Corp Fin has posted a new Exchange Act CDI regarding swaps and forward contracts. Swaps and security-based swaps are subject to a comprehensive regulatory framework established under Dodd-Frank. Under release 33-9338, forward contracts are excluded from the definitions of the terms “swap” and “security-based swap.” More specifically, these definitions exclude “any sale of a nonfinancial commodity or security for deferred shipment or delivery, so long as the transaction is intended to be physically settled.” But what if the underlying securities cannot be legally transferred when the parties enter into the contract? Are they still ”intended to be physically settled”? New Question 101.01 addresses this question.

The above-referenced release states that the exclusion for forwards involves “an agreement to purchase one or more securities, or groups or indexes of securities, at a future date at a certain price….The sale of the security in this case occurs at the time the forward contract is entered into with the performance of the contract deferred or delayed. If such agreement, contract, or transaction is intended to be physically settled, the Commissions believe it would be within the security forward exclusion and therefore outside the swap and security-based swap definitions.” The new CDI addresses the question of whether the exclusion would apply to a future or forward contract that permits cash or physical settlement “if, at the time the parties enter into the contract, the underlying securities cannot be legally transferred, or the transfer of the underlying securities is restricted by contract.”

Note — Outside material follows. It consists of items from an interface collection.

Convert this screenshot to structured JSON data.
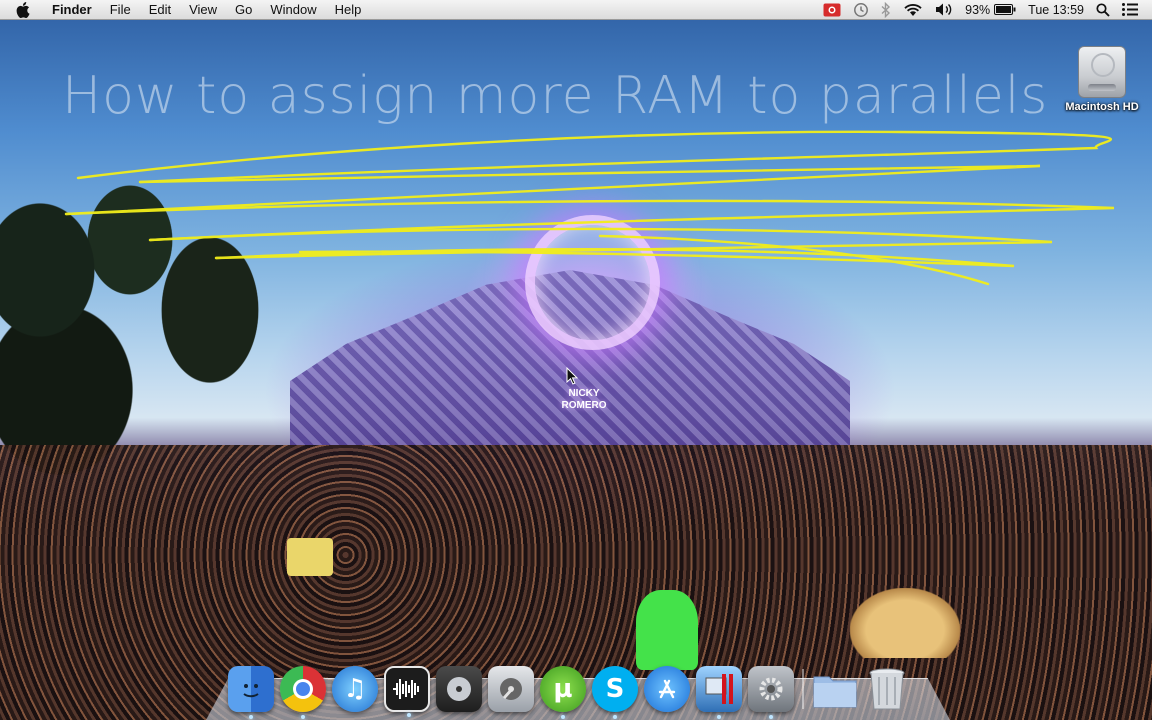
{
  "menubar": {
    "app_name": "Finder",
    "menus": [
      "File",
      "Edit",
      "View",
      "Go",
      "Window",
      "Help"
    ],
    "status": {
      "icons": [
        "screen-record-icon",
        "time-machine-icon",
        "bluetooth-icon",
        "wifi-icon",
        "volume-icon",
        "battery-icon",
        "spotlight-icon",
        "notification-center-icon"
      ],
      "battery_percent": "93%",
      "clock": "Tue 13:59"
    }
  },
  "overlay": {
    "title": "How to assign more RAM to parallels",
    "scribble_color": "#f2ee1a"
  },
  "desktop": {
    "hd_label": "Macintosh HD",
    "stage_logo": "NICKY ROMERO"
  },
  "dock": {
    "items": [
      {
        "name": "finder",
        "icon": "finder-icon",
        "color": "#3e7fd9"
      },
      {
        "name": "chrome",
        "icon": "chrome-icon",
        "color": "#d93025"
      },
      {
        "name": "itunes",
        "icon": "itunes-icon",
        "color": "#2f8fe0"
      },
      {
        "name": "audio-app",
        "icon": "waveform-icon",
        "color": "#1a1a1a"
      },
      {
        "name": "dvd-player",
        "icon": "dvd-player-icon",
        "color": "#6c6c6c"
      },
      {
        "name": "disk-utility",
        "icon": "disk-utility-icon",
        "color": "#9aa0a8"
      },
      {
        "name": "utorrent",
        "icon": "utorrent-icon",
        "color": "#62b32f"
      },
      {
        "name": "skype",
        "icon": "skype-icon",
        "color": "#00aff0"
      },
      {
        "name": "app-store",
        "icon": "app-store-icon",
        "color": "#1e8ae8"
      },
      {
        "name": "parallels",
        "icon": "parallels-icon",
        "color": "#d4141c"
      },
      {
        "name": "system-preferences",
        "icon": "gear-icon",
        "color": "#8a8f96"
      },
      {
        "name": "downloads-folder",
        "icon": "folder-icon",
        "color": "#a9c3e6"
      },
      {
        "name": "trash",
        "icon": "trash-icon",
        "color": "#cfd3d8"
      }
    ]
  }
}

According to the staff, the exclusion would not apply. In the above-referenced release, the SEC stated that the analysis as to whether sales of securities for deferred shipment or delivery are intended to be physically settled is a facts-and-circumstances determination. However, the CDI states, the “determination of whether an instrument is a swap or security-based swap should be made prior to execution, but no later than when the parties offer to enter into the instrument.” If, at the time of sale, the underlying securities could not be legally transferred, or the transfer of the underlying securities would be restricted by contract, the staffs “would not consider the contract to be ‘intended to be physically settled’” for purposes of these definitions. To conclude that a sale of securities for deferred shipment or delivery is intended to be physically settled, “at the time the parties enter into the contract (i) the offer and sale of the underlying securities must be registered in compliance with Section 5 of the Securities Act or an exemption from registration must be available with respect to the underlying securities, and (ii) any applicable contractual provisions restricting the transfer of the underlying securities must be satisfied or otherwise waived.”